Our work concerns soil microbes and their interactions with the environment. Microbes are extremely diverse and are involved in all of earth’s biogeochemical cycles. Specifically, I am interested in understanding how climate change affects soil microbial communities, and then applying results towards modeling and predicting microbial feedbacks to climate and improving biofuels.
Apply to promote composting as an Earth Stewardship Intern!
We are hiring an Earth Stewardship Intern, a position supported by the Ecological Society of America and sponsored by the ESA Microbial Ecology Section. This intern will spend ten weeks for ten hours per week (negotiable) helping to promote what microbes do best– decompose organic materials!
Apparently we had an exciting winter break! Gina Chaput, graduate student in the Microbiology graduate program, won a Sigma Xi Grants-in-Aid of Research for her work on soil bacterial carbonosomes, complex subcellular structures that act as energy reserves of polymeric carbon to maintain the cell's viability under stress. The Sigma Xi Grant-in-Aid of Research program has a highly competitive application process and only approximately 15% of applicants receive any level of funding. Julia Schnabel, an undergraduate in Microbiology and the Commonwealth Honors College, won two competitive awards for her research over break: a Research Assistant Fellowship and an Honors Research Grant from the CHC for Spring 2016, to work on her thesis project on fatty acid methyl ester (FAME) analysis for identifying changes in microbial soil communities. Good work!
Are you an undergraduate interested in microbiology, ecology or evolution? Do you have some computational experience but want to learn more? We have a number of bioinformatics projects suitable for independent study or possible capstone project. We are looking for you! Click through for details...
Congratulations to Grace Pold on achieving a Sigma Xi Grants-in-Aid award, for her project entitled "Quantifying the effect of experimental soil warming on numerically rare but ecologically dominant pathways of the nitrogen cycle."
Are you interested in finding out more about what we do in the lab? I recently had the pleasure of presenting a talk for the new online Microbiology Seminar. There are new talks every month, and the old ones are archived. You can catch the archived ones at the website, and check out mine on youtube. Contact me if you have any questions, or want to help with the work!
With the start of fall semester, the lab is as big as it's ever been and we are happy to welcome our new members, and celebrate new accomplishments!

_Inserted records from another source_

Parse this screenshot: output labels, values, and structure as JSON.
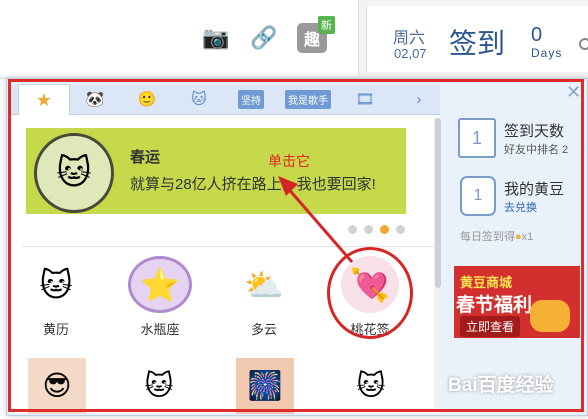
{
  "toolbar": {
    "camera_icon": "camera-icon",
    "attach_icon": "paperclip-icon",
    "qu_label": "趣",
    "new_badge": "新"
  },
  "checkin": {
    "weekday": "周六",
    "date": "02,07",
    "title": "签到",
    "days_count": "0",
    "days_label": "Days"
  },
  "tabs": [
    {
      "name": "hot",
      "label": "HOT",
      "icon": "star-icon",
      "active": true
    },
    {
      "name": "panda",
      "label": "",
      "icon": "panda-icon"
    },
    {
      "name": "face",
      "label": "",
      "icon": "face-icon"
    },
    {
      "name": "cat",
      "label": "",
      "icon": "cat-icon"
    },
    {
      "name": "jianchi",
      "label": "坚持"
    },
    {
      "name": "singer",
      "label": "我是歌手",
      "icon": "seven-icon"
    },
    {
      "name": "film",
      "label": "",
      "icon": "film-icon"
    }
  ],
  "banner": {
    "title": "春运",
    "text": "就算与28亿人挤在路上，我也要回家!"
  },
  "annotation": {
    "text": "单击它"
  },
  "grid": [
    {
      "label": "黄历"
    },
    {
      "label": "水瓶座"
    },
    {
      "label": "多云"
    },
    {
      "label": "桃花签"
    }
  ],
  "sidebar": {
    "checkin_days_label": "签到天数",
    "checkin_icon_text": "1",
    "friend_rank": "好友中排名 2",
    "beans_label": "我的黄豆",
    "beans_icon_text": "1",
    "redeem_link": "去兑换",
    "daily_text": "每日签到得",
    "daily_reward": "x1",
    "ad_line1": "黄豆商城",
    "ad_line2": "春节福利",
    "ad_button": "立即查看",
    "close_label": "✕"
  },
  "watermark": "Bai百度经验",
  "colors": {
    "accent": "#2b5592",
    "annotation_red": "#e02b2b",
    "banner_green": "#c6d94a",
    "popup_bg": "#e9f1fa"
  }
}
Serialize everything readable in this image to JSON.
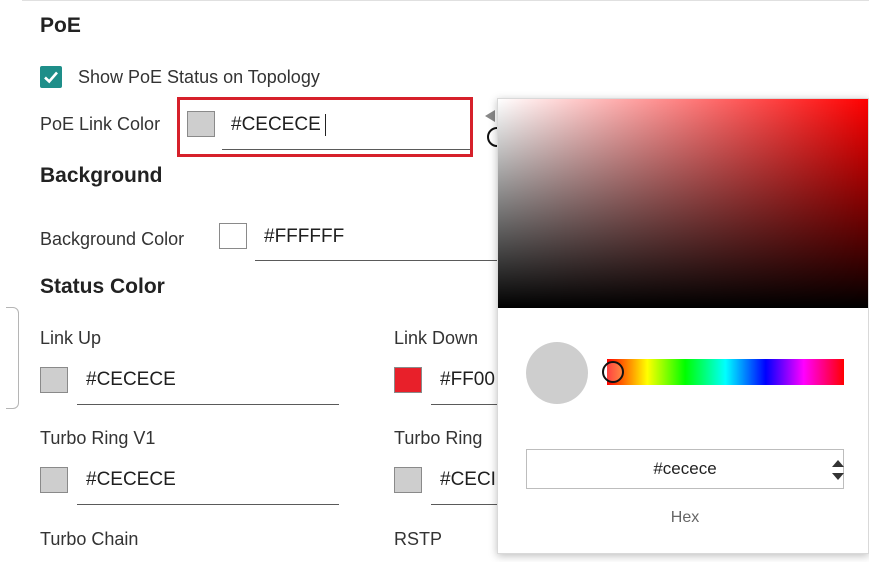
{
  "poe": {
    "heading": "PoE",
    "show_status_label": "Show PoE Status on Topology",
    "show_status_checked": true,
    "link_color_label": "PoE Link Color",
    "link_color_value": "#CECECE",
    "link_color_swatch": "#cecece"
  },
  "background": {
    "heading": "Background",
    "color_label": "Background Color",
    "color_value": "#FFFFFF",
    "color_swatch": "#ffffff"
  },
  "status_color": {
    "heading": "Status Color",
    "link_up_label": "Link Up",
    "link_up_value": "#CECECE",
    "link_down_label": "Link Down",
    "link_down_value": "#FF00",
    "turbo_ring_v1_label": "Turbo Ring V1",
    "turbo_ring_v1_value": "#CECECE",
    "turbo_ring_label": "Turbo Ring",
    "turbo_ring_value": "#CECI",
    "turbo_chain_label": "Turbo Chain",
    "rstp_label": "RSTP"
  },
  "colors": {
    "accent": "#1e8e89",
    "highlight": "#d6202a",
    "link_down": "#e8202a",
    "gray": "#cecece"
  },
  "picker": {
    "hex_value": "#cecece",
    "mode_label": "Hex",
    "current_color": "#cecece"
  }
}
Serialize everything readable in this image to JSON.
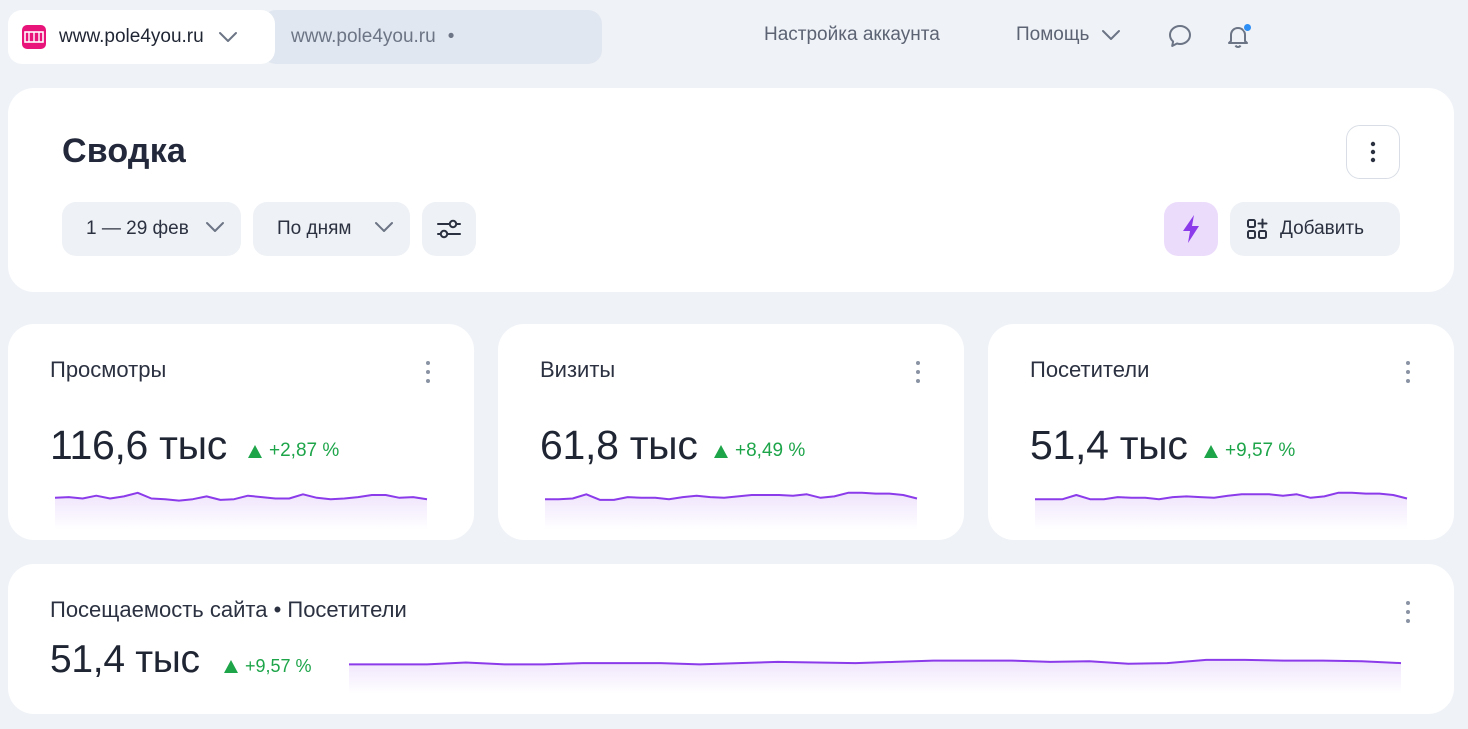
{
  "topbar": {
    "site_current": "www.pole4you.ru",
    "site_secondary": "www.pole4you.ru",
    "secondary_dot": "•",
    "settings": "Настройка аккаунта",
    "help": "Помощь"
  },
  "summary": {
    "title": "Сводка",
    "period": "1 — 29 фев",
    "grouping": "По дням",
    "add": "Добавить"
  },
  "cards": [
    {
      "title": "Просмотры",
      "value": "116,6 тыс",
      "delta": "+2,87 %",
      "trend": [
        55,
        56,
        54,
        58,
        54,
        57,
        62,
        54,
        53,
        51,
        53,
        57,
        52,
        53,
        58,
        56,
        54,
        54,
        60,
        55,
        53,
        54,
        56,
        59,
        59,
        55,
        56,
        53
      ]
    },
    {
      "title": "Визиты",
      "value": "61,8 тыс",
      "delta": "+8,49 %",
      "trend": [
        53,
        53,
        54,
        60,
        52,
        52,
        56,
        55,
        55,
        53,
        56,
        58,
        56,
        55,
        57,
        59,
        59,
        59,
        58,
        60,
        55,
        57,
        62,
        62,
        61,
        61,
        59,
        54
      ]
    },
    {
      "title": "Посетители",
      "value": "51,4 тыс",
      "delta": "+9,57 %",
      "trend": [
        53,
        53,
        53,
        59,
        53,
        53,
        56,
        55,
        55,
        53,
        56,
        57,
        56,
        55,
        58,
        60,
        60,
        60,
        58,
        60,
        55,
        57,
        62,
        62,
        61,
        61,
        59,
        54
      ]
    }
  ],
  "wide": {
    "title": "Посещаемость сайта • Посетители",
    "value": "51,4 тыс",
    "delta": "+9,57 %",
    "trend": [
      53,
      53,
      53,
      56,
      53,
      53,
      55,
      55,
      55,
      53,
      55,
      57,
      56,
      55,
      57,
      59,
      59,
      59,
      57,
      58,
      54,
      55,
      60,
      60,
      59,
      59,
      58,
      55
    ]
  },
  "colors": {
    "accent": "#8b3bea",
    "positive": "#1ea54a",
    "brand": "#e8147a",
    "notification": "#2d8ef5"
  }
}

We are so excited to have Gina Chaput as our newest Microbiology graduate student in the lab! Gina has her B.S. in Genetics from the University of New Hampshire, where she studied with Dr Estelle Hrabak. Here she wrote an honors thesis studying how the accD gene in Chlorella variabilis produces the enzyme that influences lipid content for biodiesel production. She was also an undergraduate researcher in Dr. Ihab Farag’s Lab, studying Pyrolysis oil (Bio-oil) enhancement as well as Chlorella microalgae growth conditions in municipal waste water.
Soil sustains life in many ways, but soil is also a limiting and non-renewable natural resource. Current best practices, including “organic” and “sustainable” agriculture, have become both movements as well as trademarks. At best these practices and associated regulations aim to protect this valuable resource. At worst, these practices are expensive and may be harmful to the sustainability of soil and ecosystems.